» Task item: Tally the lines of the data that include the word "icon" and state the total, nothing else.
====================
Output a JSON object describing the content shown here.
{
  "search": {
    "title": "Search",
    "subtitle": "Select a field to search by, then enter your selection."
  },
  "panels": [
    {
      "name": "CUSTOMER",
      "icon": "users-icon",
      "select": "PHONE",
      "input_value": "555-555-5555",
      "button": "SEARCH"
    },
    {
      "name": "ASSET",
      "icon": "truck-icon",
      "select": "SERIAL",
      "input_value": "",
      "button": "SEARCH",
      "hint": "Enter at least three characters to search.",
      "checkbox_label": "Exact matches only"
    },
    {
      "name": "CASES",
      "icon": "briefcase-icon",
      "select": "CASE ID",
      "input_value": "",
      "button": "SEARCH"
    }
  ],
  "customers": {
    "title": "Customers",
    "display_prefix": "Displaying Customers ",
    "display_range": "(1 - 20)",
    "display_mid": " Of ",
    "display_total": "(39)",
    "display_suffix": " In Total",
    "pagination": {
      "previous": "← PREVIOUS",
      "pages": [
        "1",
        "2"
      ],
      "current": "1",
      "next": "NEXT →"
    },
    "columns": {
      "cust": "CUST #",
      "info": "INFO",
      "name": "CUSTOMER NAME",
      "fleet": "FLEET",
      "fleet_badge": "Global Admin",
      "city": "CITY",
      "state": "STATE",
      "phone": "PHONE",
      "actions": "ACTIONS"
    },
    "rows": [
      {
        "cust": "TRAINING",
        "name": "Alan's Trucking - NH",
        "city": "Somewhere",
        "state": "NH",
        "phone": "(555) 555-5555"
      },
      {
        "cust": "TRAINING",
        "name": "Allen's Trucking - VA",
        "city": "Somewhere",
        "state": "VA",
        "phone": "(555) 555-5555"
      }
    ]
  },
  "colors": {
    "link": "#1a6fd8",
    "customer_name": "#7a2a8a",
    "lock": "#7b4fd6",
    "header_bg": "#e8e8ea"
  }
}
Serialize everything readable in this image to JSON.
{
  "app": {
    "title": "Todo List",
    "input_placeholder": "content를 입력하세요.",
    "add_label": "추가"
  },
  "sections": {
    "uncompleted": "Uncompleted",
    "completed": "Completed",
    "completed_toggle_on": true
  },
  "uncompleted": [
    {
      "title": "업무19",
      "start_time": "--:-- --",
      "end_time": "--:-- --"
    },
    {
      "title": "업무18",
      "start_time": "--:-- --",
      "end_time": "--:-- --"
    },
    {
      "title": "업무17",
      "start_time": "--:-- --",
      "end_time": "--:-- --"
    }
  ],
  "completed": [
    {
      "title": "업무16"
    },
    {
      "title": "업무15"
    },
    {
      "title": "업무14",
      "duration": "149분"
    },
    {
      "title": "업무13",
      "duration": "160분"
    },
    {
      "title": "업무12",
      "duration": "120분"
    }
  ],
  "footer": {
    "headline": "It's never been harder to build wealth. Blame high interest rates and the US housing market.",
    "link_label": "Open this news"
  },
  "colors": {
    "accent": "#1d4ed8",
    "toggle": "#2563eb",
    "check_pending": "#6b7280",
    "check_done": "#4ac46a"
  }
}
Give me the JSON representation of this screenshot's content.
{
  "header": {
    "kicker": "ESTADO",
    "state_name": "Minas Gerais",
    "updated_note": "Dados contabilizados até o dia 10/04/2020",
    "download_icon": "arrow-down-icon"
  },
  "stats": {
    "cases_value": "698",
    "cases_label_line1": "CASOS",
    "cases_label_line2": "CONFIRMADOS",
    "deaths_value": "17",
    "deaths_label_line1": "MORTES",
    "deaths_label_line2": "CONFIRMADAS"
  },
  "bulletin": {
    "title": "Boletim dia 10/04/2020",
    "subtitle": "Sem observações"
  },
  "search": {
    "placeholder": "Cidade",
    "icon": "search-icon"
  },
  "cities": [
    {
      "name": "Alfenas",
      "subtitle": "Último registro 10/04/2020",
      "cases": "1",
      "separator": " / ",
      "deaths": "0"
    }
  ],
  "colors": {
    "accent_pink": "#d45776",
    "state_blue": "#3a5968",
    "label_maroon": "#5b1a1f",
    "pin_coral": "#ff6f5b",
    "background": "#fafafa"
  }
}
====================
» Exercise answer: 5